Your task:
From the first line to the last, restate the records word for word, skipping the pictures.

Entries supplied:
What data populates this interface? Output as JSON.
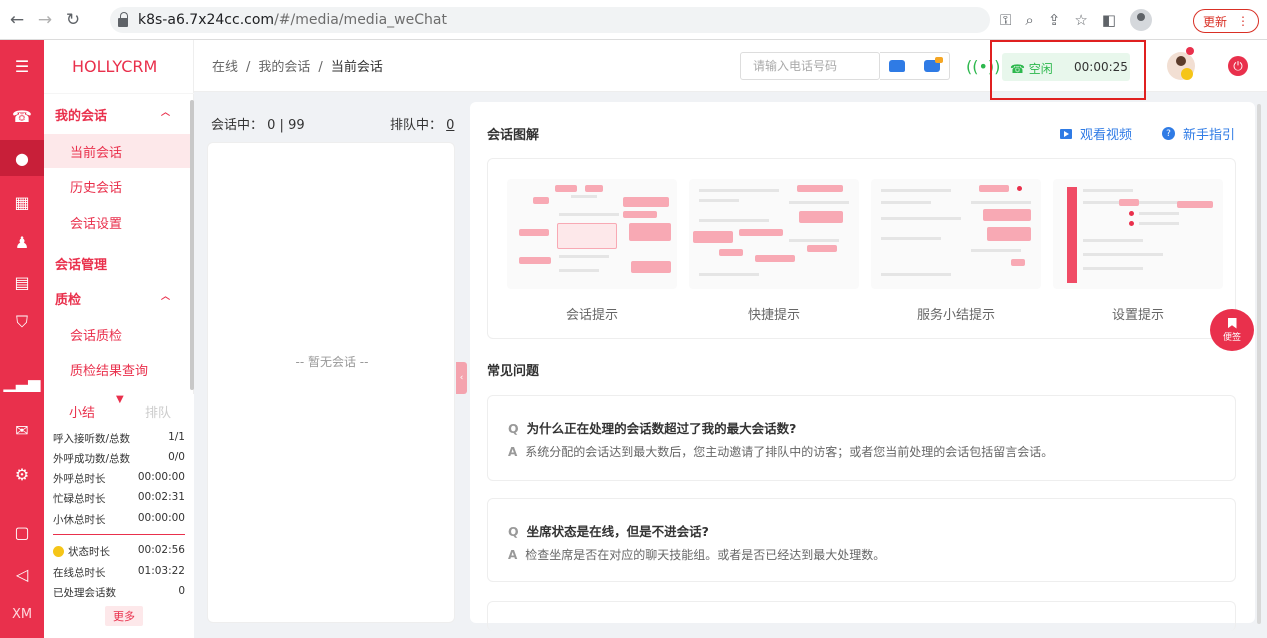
{
  "browser": {
    "url_host": "k8s-a6.7x24cc.com",
    "url_path": "/#/media/media_weChat",
    "update_label": "更新"
  },
  "rail": {
    "bottom_text": "XM",
    "icons": [
      "menu-icon",
      "phone-icon",
      "chat-icon",
      "grid-icon",
      "person-icon",
      "clipboard-icon",
      "shield-icon",
      "bar-chart-icon",
      "message-icon",
      "gear-icon",
      "book-icon",
      "megaphone-icon"
    ]
  },
  "sidebar": {
    "logo": "HOLLYCRM",
    "groups": [
      {
        "label": "我的会话",
        "items": [
          "当前会话",
          "历史会话",
          "会话设置"
        ]
      },
      {
        "label": "会话管理"
      },
      {
        "label": "质检",
        "items": [
          "会话质检",
          "质检结果查询"
        ]
      }
    ],
    "stats": {
      "tab_active": "小结",
      "tab_inactive": "排队",
      "rows": [
        {
          "label": "呼入接听数/总数",
          "value": "1/1"
        },
        {
          "label": "外呼成功数/总数",
          "value": "0/0"
        },
        {
          "label": "外呼总时长",
          "value": "00:00:00"
        },
        {
          "label": "忙碌总时长",
          "value": "00:02:31"
        },
        {
          "label": "小休总时长",
          "value": "00:00:00"
        }
      ],
      "rows2": [
        {
          "label": "状态时长",
          "value": "00:02:56"
        },
        {
          "label": "在线总时长",
          "value": "01:03:22"
        },
        {
          "label": "已处理会话数",
          "value": "0"
        }
      ],
      "more_label": "更多"
    }
  },
  "header": {
    "breadcrumb": [
      "在线",
      "我的会话",
      "当前会话"
    ],
    "phone_placeholder": "请输入电话号码",
    "status_label": "空闲",
    "status_timer": "00:00:25"
  },
  "session_list": {
    "active_label": "会话中：",
    "active_value": "0 | 99",
    "queue_label": "排队中：",
    "queue_value": "0",
    "empty": "-- 暂无会话 --"
  },
  "main": {
    "diagram_title": "会话图解",
    "video_link": "观看视频",
    "guide_link": "新手指引",
    "thumbnails": [
      "会话提示",
      "快捷提示",
      "服务小结提示",
      "设置提示"
    ],
    "faq_title": "常见问题",
    "faqs": [
      {
        "q": "为什么正在处理的会话数超过了我的最大会话数?",
        "a": "系统分配的会话达到最大数后，您主动邀请了排队中的访客；或者您当前处理的会话包括留言会话。"
      },
      {
        "q": "坐席状态是在线，但是不进会话?",
        "a": "检查坐席是否在对应的聊天技能组。或者是否已经达到最大处理数。"
      }
    ],
    "q_mark": "Q",
    "a_mark": "A"
  },
  "sticky_label": "便签",
  "colors": {
    "brand": "#e9304c",
    "status_green": "#2db84d",
    "link_blue": "#2f7be5"
  }
}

Response:
What data populates this interface? Output as JSON.
{
  "browser": {
    "url_host": "k8s-a6.7x24cc.com",
    "url_path": "/#/media/media_weChat",
    "update_label": "更新"
  },
  "rail": {
    "bottom_text": "XM",
    "icons": [
      "menu-icon",
      "phone-icon",
      "chat-icon",
      "grid-icon",
      "person-icon",
      "clipboard-icon",
      "shield-icon",
      "bar-chart-icon",
      "message-icon",
      "gear-icon",
      "book-icon",
      "megaphone-icon"
    ]
  },
  "sidebar": {
    "logo": "HOLLYCRM",
    "groups": [
      {
        "label": "我的会话",
        "items": [
          "当前会话",
          "历史会话",
          "会话设置"
        ]
      },
      {
        "label": "会话管理"
      },
      {
        "label": "质检",
        "items": [
          "会话质检",
          "质检结果查询"
        ]
      }
    ],
    "stats": {
      "tab_active": "小结",
      "tab_inactive": "排队",
      "rows": [
        {
          "label": "呼入接听数/总数",
          "value": "1/1"
        },
        {
          "label": "外呼成功数/总数",
          "value": "0/0"
        },
        {
          "label": "外呼总时长",
          "value": "00:00:00"
        },
        {
          "label": "忙碌总时长",
          "value": "00:02:31"
        },
        {
          "label": "小休总时长",
          "value": "00:00:00"
        }
      ],
      "rows2": [
        {
          "label": "状态时长",
          "value": "00:02:56"
        },
        {
          "label": "在线总时长",
          "value": "01:03:22"
        },
        {
          "label": "已处理会话数",
          "value": "0"
        }
      ],
      "more_label": "更多"
    }
  },
  "header": {
    "breadcrumb": [
      "在线",
      "我的会话",
      "当前会话"
    ],
    "phone_placeholder": "请输入电话号码",
    "status_label": "空闲",
    "status_timer": "00:00:25"
  },
  "session_list": {
    "active_label": "会话中：",
    "active_value": "0 | 99",
    "queue_label": "排队中：",
    "queue_value": "0",
    "empty": "-- 暂无会话 --"
  },
  "main": {
    "diagram_title": "会话图解",
    "video_link": "观看视频",
    "guide_link": "新手指引",
    "thumbnails": [
      "会话提示",
      "快捷提示",
      "服务小结提示",
      "设置提示"
    ],
    "faq_title": "常见问题",
    "faqs": [
      {
        "q": "为什么正在处理的会话数超过了我的最大会话数?",
        "a": "系统分配的会话达到最大数后，您主动邀请了排队中的访客；或者您当前处理的会话包括留言会话。"
      },
      {
        "q": "坐席状态是在线，但是不进会话?",
        "a": "检查坐席是否在对应的聊天技能组。或者是否已经达到最大处理数。"
      }
    ],
    "q_mark": "Q",
    "a_mark": "A"
  },
  "sticky_label": "便签",
  "colors": {
    "brand": "#e9304c",
    "status_green": "#2db84d",
    "link_blue": "#2f7be5"
  }
}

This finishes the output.